Dawson's Creek never disappoints, always cycling back to characters trying to salvage friendships despite all the awkward baggage that you can't forget, no matter how much you want to. It's really the last barrier that Dawson and Joey need to break through. You can understand why Joey would want to remain friends with Dawson, but any rational person would realize that it's an impossible task. It sucks, but you either choose to be with the person you love, or pursue a friendship with someone who is clearly infatuated with you. It's sort of lose-lose for Joey, but it's a decision that she needs to make to protect everybody's sanity. Including ours at home.
The Anti-Prom plays with the same plot devices as last week, but grounds them in a less showy spectacle. You feel for Dawson to an extent, but he needs to stop pushing himself on Joey the way he's been doing lately, particularly when it comes to overly romantic gestures. Years ago they could have gone to the prom as platonic friends, but after all they've experienced since the show began, it's impossible for situations like that to not be a little too intimate. Guy needs to move on. Like yesterday.
Strangely, it's Andie who breaks your heart this week. She's suffered a ton of damage this year as a character, and even if you can't rectify her feelings for Pacey here with her behavior at the start of the season, Meredith Monroe is so great at playing heartbreak that you can't help but feel terribly for her. Even now, Andie is showing maturity. She loves Pacey, but slowly comes around to realizing that she just wants to see him happy, and encourages him to pursue the girl he loves. It's a really gorgeous moment played brilliantly by Monroe and Joshua Jackson. Even though the show has driven Andie and Pacey into the ground by this point, the actors still manage to find new corners to work with.
Both Jack and Jen are in the middle of these unbalanced relationships, and try as the show might to make Ethan less 'A+ gay' and experienced, there's still this wall between him and Jack. It's not as terrible as Jen's bizarre thing with Henry, but there still isn't a ton of chemistry there. Like I said weeks ago, it feels more like a relationship based on the fact that they're both gay, and not because there's actually anything there. I did notice how prescient the 'gay-bashing prom committee' thing was, and I guess we haven't evolved at all in that regard... which is depressing. But I liked Jack's growth and willingness to stand up for himself.
Finally, Mitch and Gale are getting hitched again. Which is nice. I guess.

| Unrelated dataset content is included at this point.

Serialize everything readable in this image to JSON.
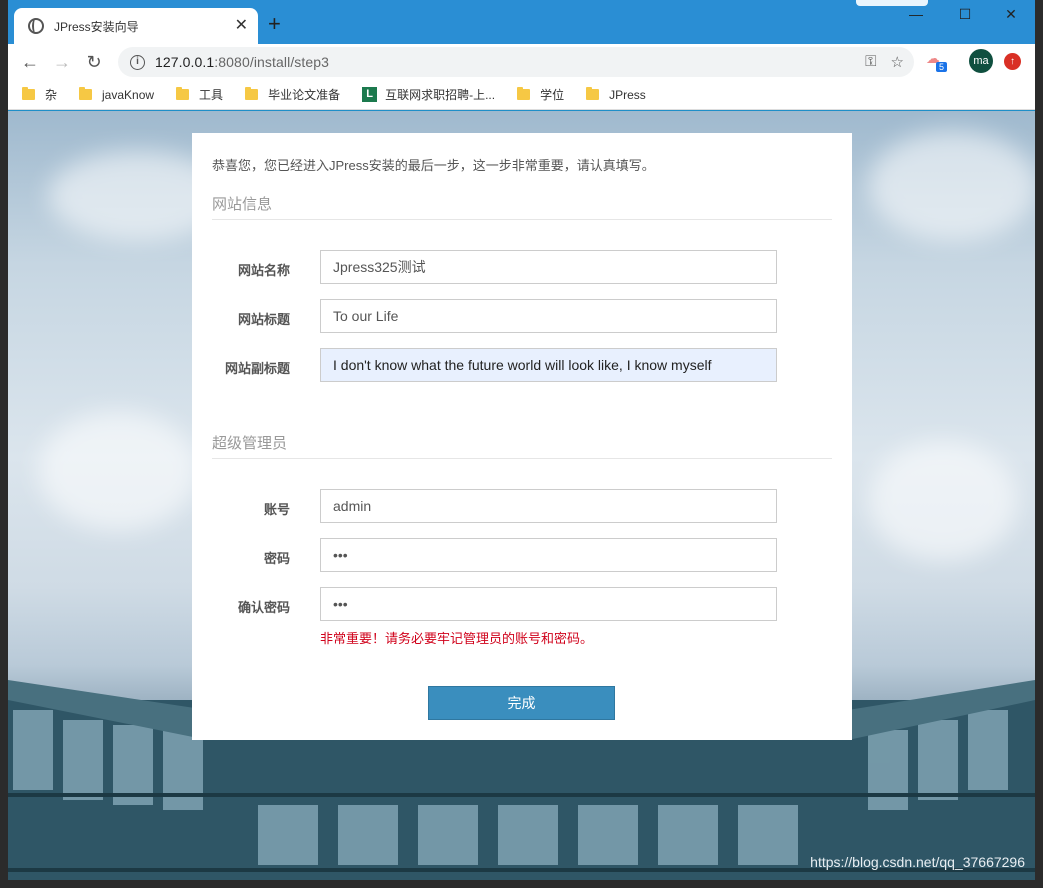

Meh. This was a strong hour, pushing all the relationships center stage and exposing the areas that really work, and the areas that continue to be a little alienating and strange. But seriously Dawson: get over it, dude. B+
Guest stars Michael Pitt (Henry Parker); Adam Kaufman (Ethan Brody)
Writer Maggie Friedman Director Greg Prange